It is still too early to write the full history of the conceptual war in the Ukraine of today: it is still in full swing and clearly far from its conclusion. But current conclusions may and must be drawn from it.
In the previous article we have talked about the entrenchment of the practice of “double standards” in the international relations. This practice is based on postmodern interpretations of the international law. In the previous article we have stopped on the largest international collision of the late 20th century during which this conceptual weaponry was used on a massive scale — the war of NATO against Serbia in 1999, which ended with the separation of Kosovo.

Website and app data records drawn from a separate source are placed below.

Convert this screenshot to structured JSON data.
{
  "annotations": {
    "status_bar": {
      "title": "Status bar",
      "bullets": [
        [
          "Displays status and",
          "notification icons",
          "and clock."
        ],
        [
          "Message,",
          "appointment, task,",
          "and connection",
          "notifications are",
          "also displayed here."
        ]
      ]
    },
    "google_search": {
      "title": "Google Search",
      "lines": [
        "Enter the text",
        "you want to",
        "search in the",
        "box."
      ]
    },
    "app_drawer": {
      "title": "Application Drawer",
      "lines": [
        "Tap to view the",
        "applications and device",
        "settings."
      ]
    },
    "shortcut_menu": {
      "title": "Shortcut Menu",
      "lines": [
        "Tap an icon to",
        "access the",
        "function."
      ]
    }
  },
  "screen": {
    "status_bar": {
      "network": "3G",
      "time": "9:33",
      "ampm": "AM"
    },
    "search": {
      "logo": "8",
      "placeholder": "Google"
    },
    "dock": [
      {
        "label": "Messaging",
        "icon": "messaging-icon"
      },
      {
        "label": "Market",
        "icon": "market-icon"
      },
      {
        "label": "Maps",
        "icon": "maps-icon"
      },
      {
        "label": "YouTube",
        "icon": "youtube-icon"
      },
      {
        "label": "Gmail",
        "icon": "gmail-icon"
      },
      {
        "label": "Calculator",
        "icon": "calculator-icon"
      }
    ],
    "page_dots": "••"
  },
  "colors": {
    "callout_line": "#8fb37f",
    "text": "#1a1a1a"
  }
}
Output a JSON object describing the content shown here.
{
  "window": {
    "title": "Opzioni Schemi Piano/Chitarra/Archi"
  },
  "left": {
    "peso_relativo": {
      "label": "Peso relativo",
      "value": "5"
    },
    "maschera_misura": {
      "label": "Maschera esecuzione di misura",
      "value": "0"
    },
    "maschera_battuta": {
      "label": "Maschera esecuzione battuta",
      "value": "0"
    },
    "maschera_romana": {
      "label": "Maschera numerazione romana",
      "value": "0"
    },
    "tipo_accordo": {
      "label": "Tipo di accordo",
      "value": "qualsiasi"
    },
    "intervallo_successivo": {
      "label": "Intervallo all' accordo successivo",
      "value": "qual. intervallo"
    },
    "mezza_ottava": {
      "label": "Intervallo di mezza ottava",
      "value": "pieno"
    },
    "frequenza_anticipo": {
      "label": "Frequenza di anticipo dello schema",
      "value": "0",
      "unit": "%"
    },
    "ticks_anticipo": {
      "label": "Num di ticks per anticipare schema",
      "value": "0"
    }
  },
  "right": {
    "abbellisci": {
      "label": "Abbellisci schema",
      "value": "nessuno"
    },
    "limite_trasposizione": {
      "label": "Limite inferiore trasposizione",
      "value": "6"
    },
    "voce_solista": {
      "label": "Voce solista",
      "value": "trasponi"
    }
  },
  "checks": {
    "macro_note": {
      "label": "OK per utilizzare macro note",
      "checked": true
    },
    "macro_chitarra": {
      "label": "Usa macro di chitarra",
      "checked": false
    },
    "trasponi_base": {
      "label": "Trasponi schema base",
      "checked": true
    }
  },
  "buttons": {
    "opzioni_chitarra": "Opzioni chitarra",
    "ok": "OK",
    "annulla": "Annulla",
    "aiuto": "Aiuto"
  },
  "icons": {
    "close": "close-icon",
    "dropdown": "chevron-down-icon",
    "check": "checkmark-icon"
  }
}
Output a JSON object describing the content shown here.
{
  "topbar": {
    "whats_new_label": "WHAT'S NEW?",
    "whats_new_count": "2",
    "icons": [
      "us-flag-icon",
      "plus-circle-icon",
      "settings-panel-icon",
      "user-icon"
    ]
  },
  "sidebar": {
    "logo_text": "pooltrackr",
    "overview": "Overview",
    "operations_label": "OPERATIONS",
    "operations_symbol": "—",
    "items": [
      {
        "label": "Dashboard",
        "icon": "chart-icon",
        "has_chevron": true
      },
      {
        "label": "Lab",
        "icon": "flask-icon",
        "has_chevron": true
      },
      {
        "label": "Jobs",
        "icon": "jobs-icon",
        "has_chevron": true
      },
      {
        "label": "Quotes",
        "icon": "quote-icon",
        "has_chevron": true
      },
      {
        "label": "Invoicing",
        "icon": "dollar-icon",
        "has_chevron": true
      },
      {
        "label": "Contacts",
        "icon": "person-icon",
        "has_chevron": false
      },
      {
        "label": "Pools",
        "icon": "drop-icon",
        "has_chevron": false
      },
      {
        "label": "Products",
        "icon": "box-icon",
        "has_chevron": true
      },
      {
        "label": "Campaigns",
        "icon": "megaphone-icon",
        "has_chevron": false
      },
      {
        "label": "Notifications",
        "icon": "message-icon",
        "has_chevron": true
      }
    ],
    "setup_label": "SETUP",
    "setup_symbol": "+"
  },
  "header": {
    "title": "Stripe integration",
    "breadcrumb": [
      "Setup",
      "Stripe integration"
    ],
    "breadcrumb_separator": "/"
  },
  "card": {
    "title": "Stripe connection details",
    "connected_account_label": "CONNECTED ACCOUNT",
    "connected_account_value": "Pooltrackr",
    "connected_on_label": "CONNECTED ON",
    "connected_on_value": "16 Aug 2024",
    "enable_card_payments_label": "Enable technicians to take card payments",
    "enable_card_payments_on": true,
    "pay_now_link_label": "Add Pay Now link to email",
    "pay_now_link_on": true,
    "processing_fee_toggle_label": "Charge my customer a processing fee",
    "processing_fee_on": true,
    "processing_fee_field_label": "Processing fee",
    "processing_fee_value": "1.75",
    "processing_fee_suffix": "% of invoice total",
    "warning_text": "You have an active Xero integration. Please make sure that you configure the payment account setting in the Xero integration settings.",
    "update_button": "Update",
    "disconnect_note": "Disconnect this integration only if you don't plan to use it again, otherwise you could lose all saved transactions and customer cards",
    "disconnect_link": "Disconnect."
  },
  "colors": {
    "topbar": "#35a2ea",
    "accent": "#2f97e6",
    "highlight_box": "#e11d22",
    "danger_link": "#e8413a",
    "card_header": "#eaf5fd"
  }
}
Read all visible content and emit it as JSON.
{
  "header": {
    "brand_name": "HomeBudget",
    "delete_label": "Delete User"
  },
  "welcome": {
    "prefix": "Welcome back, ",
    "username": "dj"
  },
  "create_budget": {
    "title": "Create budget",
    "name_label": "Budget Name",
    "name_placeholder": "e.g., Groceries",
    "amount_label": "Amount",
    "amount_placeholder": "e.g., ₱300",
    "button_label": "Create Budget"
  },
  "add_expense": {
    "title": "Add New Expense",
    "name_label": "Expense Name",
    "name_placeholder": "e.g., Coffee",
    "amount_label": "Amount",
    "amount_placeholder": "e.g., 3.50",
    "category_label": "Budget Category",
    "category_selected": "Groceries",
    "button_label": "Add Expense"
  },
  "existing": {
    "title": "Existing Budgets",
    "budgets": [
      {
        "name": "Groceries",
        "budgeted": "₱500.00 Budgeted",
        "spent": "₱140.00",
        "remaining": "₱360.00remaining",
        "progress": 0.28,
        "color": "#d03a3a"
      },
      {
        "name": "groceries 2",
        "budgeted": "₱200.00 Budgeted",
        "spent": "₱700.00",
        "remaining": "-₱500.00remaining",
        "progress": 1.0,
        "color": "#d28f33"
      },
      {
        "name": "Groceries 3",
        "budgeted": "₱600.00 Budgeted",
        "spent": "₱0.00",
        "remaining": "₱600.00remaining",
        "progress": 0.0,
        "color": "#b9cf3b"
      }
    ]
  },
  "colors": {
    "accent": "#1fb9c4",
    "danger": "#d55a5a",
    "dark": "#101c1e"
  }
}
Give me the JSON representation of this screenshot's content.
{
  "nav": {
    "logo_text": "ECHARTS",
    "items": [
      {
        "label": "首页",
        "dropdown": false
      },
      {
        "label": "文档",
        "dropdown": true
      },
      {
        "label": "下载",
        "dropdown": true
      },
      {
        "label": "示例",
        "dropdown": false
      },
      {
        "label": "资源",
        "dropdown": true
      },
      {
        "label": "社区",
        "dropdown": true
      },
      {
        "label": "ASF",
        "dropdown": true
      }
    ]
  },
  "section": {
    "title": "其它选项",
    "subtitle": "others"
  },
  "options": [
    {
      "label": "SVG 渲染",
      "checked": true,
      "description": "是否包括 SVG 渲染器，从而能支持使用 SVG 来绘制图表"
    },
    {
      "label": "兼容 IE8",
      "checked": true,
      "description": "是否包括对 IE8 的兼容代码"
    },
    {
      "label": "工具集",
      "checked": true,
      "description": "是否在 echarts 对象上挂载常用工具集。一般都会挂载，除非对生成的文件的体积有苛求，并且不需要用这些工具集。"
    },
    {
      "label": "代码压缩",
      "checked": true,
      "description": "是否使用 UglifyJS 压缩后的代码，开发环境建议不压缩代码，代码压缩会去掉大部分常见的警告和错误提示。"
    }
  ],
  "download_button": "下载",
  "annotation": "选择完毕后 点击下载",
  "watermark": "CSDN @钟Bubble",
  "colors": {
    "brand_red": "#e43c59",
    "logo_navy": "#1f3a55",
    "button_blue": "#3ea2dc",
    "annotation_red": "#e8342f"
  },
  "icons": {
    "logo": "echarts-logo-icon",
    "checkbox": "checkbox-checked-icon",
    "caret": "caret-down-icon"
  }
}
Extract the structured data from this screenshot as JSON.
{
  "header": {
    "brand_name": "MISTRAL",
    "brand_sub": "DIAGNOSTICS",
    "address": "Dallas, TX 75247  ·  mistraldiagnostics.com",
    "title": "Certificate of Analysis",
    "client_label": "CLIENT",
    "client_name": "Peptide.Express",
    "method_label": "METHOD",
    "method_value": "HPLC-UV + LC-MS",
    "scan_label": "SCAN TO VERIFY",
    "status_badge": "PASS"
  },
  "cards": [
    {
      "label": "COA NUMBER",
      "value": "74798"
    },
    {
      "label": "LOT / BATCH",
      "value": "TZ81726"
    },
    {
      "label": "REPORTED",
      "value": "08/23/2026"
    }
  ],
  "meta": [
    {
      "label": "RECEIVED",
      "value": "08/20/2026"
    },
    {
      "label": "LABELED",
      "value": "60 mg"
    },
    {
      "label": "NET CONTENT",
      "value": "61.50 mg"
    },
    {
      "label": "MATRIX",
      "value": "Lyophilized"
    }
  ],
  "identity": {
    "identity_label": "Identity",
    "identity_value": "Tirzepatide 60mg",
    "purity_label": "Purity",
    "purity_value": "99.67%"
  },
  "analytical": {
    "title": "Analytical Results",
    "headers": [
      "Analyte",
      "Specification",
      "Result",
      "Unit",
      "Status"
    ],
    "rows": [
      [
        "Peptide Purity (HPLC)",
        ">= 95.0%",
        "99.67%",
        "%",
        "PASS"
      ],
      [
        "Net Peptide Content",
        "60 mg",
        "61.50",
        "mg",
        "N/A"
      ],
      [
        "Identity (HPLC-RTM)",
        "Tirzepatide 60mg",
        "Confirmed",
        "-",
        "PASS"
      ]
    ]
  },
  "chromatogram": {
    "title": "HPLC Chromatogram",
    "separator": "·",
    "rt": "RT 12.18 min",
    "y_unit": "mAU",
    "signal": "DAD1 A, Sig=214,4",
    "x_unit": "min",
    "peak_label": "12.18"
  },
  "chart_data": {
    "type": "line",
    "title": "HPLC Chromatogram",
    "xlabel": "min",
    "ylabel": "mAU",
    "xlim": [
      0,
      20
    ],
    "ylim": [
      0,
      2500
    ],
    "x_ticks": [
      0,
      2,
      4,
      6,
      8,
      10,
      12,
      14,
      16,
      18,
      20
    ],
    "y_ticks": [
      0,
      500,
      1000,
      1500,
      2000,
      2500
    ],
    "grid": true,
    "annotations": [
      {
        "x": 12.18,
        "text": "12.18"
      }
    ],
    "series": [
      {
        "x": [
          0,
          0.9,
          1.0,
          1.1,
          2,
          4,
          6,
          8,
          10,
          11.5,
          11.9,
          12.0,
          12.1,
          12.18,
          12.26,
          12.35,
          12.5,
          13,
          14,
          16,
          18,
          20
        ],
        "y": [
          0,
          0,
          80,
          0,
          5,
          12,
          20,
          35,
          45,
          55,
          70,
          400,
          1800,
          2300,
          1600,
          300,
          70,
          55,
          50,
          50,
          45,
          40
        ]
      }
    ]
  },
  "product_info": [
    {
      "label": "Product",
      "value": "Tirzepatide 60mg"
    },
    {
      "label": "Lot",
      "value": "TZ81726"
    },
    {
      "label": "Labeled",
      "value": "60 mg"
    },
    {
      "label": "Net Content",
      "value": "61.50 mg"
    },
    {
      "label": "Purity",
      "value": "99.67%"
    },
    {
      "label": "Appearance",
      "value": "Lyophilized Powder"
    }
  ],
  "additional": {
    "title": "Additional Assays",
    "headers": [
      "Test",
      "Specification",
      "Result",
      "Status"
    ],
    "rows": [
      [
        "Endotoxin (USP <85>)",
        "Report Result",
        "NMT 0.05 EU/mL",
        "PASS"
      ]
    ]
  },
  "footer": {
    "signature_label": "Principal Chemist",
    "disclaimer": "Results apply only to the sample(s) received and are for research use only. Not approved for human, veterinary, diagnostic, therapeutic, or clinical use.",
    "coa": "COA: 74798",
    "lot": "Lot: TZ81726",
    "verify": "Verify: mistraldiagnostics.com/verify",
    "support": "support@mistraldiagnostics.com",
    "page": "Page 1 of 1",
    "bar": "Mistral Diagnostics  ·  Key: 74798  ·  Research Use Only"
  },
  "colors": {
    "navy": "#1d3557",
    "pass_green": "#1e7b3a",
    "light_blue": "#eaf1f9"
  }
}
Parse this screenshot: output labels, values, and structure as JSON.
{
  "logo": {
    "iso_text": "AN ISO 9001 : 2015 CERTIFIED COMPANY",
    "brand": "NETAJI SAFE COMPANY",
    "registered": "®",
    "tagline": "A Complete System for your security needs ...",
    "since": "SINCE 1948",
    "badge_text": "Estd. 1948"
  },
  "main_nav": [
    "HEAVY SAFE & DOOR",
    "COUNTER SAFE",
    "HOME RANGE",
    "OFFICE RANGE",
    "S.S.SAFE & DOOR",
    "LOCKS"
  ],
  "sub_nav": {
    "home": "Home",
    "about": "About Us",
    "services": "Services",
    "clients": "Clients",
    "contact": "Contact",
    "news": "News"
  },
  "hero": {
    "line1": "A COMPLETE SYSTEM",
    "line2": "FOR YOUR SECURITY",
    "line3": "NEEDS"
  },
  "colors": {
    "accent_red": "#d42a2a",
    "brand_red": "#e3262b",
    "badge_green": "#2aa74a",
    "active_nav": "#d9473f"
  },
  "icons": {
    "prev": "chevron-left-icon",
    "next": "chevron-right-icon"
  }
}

When Russia recovered some consciousness after the era of Yeltsin’s humiliation, it tried to react to the blatant “shift” in the direction of “interpretation lawlessness” of the fundamental norms of the international law. In 2004, after the “rose revolution” in Georgia, a statement of CIS countries was adopted in Moscow. In it, the Organization for Security and Co-operation in Europe (OSCE) was accused of “practicing double standards” and “unwillingness to consider the reality and the particularities of individual states.” Russia urged OSCE to “return to the original principles of the Helsinki Declaration” and temporarily blocked the adoption of the following year OSCE budget.